*WORK REQUEST*
Report every line of the records below that includes the string "JSON".

*RECORDS SHOWN*

# # #

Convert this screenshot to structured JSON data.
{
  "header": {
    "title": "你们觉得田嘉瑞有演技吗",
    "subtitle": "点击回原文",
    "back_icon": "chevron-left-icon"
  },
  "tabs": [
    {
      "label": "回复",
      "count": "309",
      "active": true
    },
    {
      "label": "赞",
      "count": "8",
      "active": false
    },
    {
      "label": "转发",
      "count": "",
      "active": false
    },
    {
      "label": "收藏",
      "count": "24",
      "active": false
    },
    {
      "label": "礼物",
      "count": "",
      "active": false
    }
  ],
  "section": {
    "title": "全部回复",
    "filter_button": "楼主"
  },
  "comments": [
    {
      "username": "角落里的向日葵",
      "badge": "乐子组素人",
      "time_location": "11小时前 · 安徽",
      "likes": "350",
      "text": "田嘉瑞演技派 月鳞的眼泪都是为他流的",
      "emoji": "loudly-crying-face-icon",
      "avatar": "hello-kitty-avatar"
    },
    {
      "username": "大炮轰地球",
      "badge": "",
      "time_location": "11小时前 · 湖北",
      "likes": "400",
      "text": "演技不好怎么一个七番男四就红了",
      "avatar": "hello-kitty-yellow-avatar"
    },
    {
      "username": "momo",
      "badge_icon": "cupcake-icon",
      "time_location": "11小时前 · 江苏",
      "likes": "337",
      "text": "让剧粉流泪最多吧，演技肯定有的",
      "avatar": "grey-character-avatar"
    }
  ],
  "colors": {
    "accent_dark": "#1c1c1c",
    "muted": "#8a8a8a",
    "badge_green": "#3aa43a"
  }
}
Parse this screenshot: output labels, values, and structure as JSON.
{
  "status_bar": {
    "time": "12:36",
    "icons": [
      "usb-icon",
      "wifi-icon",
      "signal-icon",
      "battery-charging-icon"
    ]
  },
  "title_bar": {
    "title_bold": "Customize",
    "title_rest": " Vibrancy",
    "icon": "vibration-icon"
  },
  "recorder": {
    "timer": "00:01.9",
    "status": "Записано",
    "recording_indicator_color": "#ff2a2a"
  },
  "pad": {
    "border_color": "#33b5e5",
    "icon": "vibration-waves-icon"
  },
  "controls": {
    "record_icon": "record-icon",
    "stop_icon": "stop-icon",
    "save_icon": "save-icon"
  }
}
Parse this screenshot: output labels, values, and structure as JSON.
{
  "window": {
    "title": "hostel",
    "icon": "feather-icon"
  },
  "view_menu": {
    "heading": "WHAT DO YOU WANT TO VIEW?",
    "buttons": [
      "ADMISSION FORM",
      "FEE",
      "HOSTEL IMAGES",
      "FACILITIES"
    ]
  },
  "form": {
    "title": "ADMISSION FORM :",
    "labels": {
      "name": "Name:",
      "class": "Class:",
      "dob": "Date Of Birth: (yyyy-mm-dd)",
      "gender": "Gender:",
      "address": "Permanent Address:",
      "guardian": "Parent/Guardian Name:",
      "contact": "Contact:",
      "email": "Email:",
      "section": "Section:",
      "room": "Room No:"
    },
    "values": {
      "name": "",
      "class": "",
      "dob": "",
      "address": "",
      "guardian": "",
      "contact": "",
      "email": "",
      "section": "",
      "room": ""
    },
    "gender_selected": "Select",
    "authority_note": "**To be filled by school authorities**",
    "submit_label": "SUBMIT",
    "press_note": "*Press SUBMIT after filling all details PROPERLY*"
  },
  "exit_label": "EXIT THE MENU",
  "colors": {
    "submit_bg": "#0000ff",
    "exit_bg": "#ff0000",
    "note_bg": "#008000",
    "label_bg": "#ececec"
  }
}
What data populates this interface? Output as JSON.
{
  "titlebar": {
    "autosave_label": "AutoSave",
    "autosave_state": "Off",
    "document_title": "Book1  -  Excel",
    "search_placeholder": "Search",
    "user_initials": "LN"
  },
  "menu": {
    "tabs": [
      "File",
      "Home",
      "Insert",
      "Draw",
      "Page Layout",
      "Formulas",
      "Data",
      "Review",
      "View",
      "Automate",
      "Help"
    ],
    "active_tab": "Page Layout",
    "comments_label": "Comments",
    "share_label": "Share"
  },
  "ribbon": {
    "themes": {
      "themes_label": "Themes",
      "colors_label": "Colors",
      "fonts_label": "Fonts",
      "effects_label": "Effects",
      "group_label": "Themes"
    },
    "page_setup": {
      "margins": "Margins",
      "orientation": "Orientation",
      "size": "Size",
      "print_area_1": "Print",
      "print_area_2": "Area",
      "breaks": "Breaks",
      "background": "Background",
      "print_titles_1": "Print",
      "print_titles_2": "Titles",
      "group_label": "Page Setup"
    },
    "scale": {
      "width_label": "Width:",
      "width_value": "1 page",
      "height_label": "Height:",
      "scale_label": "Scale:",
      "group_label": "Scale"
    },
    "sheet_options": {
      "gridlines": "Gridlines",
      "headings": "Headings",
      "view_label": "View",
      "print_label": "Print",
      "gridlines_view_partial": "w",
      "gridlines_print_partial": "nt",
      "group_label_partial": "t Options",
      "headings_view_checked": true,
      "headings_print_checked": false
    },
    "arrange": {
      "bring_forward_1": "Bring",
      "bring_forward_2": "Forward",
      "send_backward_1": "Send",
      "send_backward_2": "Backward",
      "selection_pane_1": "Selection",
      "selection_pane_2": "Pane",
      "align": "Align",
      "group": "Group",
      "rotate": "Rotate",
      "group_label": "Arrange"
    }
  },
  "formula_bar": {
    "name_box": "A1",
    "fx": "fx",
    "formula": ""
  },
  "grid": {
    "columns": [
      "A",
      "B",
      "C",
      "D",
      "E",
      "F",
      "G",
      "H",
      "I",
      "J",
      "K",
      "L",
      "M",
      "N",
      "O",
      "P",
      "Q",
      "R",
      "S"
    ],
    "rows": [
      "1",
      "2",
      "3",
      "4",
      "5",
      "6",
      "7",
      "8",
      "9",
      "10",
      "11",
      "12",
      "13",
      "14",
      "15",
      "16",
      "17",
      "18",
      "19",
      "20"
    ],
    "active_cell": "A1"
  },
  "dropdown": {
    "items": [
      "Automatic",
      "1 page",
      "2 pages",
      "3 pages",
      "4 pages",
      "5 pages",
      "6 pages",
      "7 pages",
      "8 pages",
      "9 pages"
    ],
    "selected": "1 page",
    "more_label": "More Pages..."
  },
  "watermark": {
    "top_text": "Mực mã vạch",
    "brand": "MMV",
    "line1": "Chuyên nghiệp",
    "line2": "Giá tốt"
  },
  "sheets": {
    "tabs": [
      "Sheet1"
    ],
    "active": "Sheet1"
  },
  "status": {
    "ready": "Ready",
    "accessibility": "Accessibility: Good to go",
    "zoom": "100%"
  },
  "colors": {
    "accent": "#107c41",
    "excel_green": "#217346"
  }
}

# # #

*SOLUTION TO THIS TASK*
Convert this screenshot to structured JSON data.
Parse this screenshot: output labels, values, and structure as JSON.
Parse this screenshot: output labels, values, and structure as JSON.
What data populates this interface? Output as JSON.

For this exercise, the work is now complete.